Now should come the apotheosis.
Carpaccio was not exactly a great painter, but he was human and ingratiating beyond any other that Venice can show, and his pictures here and at S. Giorgio degli Schiavoni make the city a sweeter and more lovable place, Vasari is very brief with Vittore Scarpaccia, as he calls him, and there are few known facts. Research has placed his birth at Capo d’Istria about 1450. His earliest picture is dated 1490: his last 1521 or 1522. Gentile Bellini was his master.

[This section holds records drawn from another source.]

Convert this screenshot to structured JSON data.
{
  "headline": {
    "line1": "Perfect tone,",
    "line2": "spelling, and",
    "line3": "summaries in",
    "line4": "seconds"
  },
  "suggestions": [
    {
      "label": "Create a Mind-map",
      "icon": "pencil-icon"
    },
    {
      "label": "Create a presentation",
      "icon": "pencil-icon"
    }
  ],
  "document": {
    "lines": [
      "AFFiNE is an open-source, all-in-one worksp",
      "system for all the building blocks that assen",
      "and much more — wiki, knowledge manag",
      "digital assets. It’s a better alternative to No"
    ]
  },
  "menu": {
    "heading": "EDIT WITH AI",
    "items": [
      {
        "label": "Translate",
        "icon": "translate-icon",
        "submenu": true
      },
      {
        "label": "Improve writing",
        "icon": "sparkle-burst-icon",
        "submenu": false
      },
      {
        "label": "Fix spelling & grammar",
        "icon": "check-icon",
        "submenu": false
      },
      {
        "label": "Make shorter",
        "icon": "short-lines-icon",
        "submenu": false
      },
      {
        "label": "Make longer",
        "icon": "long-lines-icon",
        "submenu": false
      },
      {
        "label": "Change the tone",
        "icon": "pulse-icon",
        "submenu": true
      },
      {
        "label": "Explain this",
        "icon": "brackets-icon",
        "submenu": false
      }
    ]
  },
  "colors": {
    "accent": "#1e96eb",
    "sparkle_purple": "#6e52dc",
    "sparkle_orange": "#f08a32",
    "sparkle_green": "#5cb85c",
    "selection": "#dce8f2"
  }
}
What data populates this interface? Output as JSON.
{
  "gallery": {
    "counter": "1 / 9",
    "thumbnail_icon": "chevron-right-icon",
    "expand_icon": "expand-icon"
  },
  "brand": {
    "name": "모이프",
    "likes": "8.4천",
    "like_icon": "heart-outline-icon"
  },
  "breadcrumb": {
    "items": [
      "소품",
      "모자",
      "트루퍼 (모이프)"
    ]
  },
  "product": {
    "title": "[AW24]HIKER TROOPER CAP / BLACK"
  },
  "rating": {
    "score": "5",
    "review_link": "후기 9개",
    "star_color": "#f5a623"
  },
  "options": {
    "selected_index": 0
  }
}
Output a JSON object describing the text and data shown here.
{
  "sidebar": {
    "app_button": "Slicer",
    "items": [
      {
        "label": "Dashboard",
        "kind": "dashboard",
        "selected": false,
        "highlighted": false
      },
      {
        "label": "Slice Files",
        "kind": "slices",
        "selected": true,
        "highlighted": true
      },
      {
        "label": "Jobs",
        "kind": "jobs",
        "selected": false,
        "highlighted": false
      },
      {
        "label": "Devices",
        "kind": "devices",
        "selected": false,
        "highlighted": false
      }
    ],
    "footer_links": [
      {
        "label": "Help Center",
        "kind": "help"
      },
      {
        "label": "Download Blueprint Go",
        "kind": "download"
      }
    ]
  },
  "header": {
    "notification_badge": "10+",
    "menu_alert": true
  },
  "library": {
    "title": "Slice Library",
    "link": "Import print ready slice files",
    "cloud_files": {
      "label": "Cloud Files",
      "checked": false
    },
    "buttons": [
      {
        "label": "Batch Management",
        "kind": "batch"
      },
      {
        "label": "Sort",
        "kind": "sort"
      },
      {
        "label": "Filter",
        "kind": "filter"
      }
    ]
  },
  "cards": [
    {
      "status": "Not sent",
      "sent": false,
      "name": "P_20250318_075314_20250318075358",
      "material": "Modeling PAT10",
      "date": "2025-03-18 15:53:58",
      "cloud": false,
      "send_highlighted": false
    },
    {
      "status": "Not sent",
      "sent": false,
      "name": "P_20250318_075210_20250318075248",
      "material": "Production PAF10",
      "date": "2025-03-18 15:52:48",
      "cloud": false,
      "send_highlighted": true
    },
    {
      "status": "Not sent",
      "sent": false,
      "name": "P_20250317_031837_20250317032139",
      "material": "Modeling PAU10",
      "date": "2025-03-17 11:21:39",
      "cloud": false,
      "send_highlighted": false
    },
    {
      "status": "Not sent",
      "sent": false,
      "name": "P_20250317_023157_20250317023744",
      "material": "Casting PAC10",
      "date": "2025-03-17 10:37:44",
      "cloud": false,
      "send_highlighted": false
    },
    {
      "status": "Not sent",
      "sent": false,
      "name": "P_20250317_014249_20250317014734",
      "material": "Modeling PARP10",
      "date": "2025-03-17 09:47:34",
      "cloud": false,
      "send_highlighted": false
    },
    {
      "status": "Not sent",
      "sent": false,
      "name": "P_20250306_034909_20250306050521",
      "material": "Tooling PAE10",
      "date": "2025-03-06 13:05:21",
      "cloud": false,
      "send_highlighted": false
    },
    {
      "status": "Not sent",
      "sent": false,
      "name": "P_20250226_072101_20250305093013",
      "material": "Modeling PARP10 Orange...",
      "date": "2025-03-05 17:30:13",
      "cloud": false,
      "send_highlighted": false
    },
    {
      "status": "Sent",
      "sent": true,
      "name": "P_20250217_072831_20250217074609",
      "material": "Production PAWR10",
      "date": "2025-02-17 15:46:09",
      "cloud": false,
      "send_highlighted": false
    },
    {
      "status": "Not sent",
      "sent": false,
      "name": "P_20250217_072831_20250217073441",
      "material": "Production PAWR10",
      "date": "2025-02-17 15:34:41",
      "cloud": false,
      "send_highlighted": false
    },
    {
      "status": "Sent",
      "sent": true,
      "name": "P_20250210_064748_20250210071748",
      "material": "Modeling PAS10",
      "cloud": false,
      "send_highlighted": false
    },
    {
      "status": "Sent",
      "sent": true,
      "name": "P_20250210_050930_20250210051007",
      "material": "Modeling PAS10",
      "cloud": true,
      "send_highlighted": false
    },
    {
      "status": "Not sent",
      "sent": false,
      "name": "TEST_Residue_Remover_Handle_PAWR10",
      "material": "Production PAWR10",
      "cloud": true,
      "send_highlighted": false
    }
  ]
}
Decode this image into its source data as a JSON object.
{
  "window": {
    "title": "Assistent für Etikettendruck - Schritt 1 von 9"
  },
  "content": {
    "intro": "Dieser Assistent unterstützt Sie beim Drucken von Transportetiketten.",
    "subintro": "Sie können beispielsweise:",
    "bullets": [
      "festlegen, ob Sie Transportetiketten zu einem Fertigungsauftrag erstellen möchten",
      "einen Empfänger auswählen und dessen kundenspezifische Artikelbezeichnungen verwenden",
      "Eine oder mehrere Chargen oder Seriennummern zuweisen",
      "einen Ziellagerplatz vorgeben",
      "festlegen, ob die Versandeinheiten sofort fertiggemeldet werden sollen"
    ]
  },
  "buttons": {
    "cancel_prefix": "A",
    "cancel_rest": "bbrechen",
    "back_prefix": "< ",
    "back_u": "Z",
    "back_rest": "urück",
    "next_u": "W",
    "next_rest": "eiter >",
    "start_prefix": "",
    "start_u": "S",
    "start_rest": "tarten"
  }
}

Ruskin found Carpaccio by far the most sympathetic Venetian painter. Everything that he painted, even, as I point out later, the Museo Civico picture of the two ladies, he exults in, here, there, and everywhere. In his little guide to the Accademia, published in 1877, he roundly calls Carpaccio’s “Presentation of the Virgin” the “best picture” in the gallery. In one of the letters written from Venice in Fors Clavigera—and these were, I imagine, subjected to less critical examination by their author before they saw the light than any of his writings—is the following summary, which it may be interesting to read here. “This, then, is the truth which Carpaccio knows, and would teach: That the world is divided into two groups of men; the first, those whose God is their God, and whose glory is their glory, who mind heavenly things; and the second, men whose God is their belly, and whose glory is in their shame, who mind earthly things. That is just as demonstrable a scientific fact as the separation of land from water. There may be any quantity of intermediate mind, in various conditions of bog; some, wholesome Scotch peat,—some, Pontine marsh,—some, sulphurous slime, like what people call water in English manufacturing towns; but the elements of Croyance and Mescroyance are always chemically separable out of the putrescent mess: by the faith that is in it, what life or good it can still keep, or do, is possible; by the miscreance in it, what mischief it can do, or annihilation it can suffer, is appointed for its work and fate. All strong character curdles itself out of the scum into its own place and power, or impotence: and they that sow to the Flesh, do of the Flesh reap corruption; and they that sow to the Spirit, do of the Spirit reap Life.